**Required action**
Your task is to filter the data below down to the lines holding "Memory".

===============

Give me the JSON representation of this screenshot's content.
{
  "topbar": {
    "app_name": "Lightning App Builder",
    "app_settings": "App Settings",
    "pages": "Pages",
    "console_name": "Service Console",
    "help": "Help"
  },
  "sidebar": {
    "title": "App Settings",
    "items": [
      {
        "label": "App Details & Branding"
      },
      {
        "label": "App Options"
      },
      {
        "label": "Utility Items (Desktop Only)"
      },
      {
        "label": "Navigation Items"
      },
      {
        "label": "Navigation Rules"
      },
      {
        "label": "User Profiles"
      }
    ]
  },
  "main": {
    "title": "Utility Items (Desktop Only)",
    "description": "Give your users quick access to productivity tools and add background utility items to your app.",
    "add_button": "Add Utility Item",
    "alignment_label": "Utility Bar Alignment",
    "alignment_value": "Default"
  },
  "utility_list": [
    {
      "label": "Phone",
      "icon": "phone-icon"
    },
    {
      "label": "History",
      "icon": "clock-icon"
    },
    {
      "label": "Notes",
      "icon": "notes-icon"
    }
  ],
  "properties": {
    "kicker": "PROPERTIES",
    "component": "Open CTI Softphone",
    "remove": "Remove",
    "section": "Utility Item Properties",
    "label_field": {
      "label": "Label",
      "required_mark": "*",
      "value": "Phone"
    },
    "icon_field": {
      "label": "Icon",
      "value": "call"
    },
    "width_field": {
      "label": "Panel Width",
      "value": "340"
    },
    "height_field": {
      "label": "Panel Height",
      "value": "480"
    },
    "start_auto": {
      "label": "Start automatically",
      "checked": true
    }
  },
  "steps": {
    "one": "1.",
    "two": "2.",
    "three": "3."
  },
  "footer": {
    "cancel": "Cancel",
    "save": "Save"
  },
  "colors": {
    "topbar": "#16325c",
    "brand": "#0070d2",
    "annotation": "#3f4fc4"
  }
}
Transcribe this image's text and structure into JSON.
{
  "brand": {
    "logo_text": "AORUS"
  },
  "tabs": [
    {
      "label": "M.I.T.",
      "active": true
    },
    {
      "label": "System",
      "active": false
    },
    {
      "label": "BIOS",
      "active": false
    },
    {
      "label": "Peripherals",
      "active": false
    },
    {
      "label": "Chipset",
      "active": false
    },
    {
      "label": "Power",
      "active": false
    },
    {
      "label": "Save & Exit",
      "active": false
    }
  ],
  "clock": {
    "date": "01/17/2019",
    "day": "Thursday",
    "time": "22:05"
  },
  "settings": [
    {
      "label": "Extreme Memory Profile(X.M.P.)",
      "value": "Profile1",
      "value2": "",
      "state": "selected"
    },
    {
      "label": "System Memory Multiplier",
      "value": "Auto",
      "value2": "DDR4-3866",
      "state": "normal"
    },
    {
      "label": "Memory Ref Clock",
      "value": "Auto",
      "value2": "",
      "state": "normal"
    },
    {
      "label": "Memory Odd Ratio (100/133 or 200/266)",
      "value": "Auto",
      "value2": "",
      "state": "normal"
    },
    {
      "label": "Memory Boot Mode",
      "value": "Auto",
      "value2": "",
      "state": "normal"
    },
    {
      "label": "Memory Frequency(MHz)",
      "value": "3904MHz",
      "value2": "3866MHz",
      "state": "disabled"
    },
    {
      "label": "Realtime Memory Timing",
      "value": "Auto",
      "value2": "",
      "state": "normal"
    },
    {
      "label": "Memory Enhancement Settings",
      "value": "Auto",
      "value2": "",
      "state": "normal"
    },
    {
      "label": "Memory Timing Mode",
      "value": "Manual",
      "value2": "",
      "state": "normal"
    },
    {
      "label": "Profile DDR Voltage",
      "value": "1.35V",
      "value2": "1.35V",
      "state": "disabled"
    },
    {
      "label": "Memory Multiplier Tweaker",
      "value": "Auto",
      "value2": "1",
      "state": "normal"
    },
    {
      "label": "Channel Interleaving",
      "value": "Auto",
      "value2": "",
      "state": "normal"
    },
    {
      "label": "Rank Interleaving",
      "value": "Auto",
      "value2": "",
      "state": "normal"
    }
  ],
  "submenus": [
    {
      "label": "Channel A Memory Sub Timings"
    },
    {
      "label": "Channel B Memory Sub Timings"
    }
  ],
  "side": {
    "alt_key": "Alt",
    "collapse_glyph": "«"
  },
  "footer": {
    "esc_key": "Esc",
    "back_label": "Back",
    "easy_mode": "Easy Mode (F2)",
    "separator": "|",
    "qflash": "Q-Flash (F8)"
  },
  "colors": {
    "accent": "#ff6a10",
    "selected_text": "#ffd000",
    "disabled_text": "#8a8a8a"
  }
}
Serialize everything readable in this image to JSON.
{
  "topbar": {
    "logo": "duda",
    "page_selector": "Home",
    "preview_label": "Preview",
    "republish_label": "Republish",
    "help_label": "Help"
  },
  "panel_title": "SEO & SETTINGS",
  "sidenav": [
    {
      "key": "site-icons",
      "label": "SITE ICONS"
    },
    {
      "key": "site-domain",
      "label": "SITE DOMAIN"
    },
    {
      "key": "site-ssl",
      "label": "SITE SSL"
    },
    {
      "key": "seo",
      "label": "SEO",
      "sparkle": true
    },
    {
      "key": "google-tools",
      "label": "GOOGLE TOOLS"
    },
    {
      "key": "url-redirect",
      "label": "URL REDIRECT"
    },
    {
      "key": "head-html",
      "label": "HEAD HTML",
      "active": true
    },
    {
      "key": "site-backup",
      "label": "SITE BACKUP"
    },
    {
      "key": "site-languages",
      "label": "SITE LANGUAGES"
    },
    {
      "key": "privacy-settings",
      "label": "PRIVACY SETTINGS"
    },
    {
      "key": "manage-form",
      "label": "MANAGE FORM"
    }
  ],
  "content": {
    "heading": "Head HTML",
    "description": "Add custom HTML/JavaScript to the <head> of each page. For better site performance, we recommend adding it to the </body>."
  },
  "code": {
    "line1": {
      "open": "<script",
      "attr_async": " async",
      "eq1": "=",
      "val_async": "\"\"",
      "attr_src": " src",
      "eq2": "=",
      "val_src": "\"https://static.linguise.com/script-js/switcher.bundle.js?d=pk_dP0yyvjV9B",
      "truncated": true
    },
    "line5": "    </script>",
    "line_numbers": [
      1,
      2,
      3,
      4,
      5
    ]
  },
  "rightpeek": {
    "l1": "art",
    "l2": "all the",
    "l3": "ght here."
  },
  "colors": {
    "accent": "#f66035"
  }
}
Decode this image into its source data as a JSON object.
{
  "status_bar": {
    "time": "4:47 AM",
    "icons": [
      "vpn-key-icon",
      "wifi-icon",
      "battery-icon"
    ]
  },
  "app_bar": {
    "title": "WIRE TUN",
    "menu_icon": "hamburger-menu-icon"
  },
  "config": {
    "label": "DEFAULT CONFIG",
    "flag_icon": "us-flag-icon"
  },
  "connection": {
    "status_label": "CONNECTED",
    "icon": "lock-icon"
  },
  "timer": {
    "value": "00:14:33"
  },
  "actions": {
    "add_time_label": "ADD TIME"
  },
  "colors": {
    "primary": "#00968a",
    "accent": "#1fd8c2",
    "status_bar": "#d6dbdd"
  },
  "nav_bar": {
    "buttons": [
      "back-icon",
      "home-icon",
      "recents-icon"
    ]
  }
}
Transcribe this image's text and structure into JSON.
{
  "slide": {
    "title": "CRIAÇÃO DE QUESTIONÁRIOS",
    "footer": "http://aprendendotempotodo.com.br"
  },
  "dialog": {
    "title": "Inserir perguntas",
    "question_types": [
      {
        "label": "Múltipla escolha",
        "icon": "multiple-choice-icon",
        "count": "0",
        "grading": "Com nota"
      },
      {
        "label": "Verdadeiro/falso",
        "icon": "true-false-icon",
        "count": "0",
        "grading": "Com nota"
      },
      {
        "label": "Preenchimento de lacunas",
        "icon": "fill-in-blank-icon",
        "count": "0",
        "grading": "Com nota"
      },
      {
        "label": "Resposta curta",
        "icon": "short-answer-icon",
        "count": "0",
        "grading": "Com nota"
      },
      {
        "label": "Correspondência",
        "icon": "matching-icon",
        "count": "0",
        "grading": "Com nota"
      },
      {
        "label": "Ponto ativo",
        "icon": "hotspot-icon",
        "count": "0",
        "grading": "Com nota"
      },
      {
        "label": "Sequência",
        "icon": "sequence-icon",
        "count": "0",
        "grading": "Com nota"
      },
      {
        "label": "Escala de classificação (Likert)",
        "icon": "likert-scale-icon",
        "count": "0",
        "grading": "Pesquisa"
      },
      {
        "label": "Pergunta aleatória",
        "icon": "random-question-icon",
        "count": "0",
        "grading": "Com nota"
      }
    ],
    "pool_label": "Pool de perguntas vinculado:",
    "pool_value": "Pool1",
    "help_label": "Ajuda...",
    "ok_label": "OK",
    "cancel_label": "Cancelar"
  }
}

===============

**Task solution**
      "label": "Extreme Memory Profile(X.M.P.)",
      "label": "System Memory Multiplier",
      "label": "Memory Ref Clock",
      "label": "Memory Odd Ratio (100/133 or 200/266)",
      "label": "Memory Boot Mode",
      "label": "Memory Frequency(MHz)",
      "label": "Realtime Memory Timing",
      "label": "Memory Enhancement Settings",
      "label": "Memory Timing Mode",
      "label": "Memory Multiplier Tweaker",
      "label": "Channel A Memory Sub Timings"
      "label": "Channel B Memory Sub Timings"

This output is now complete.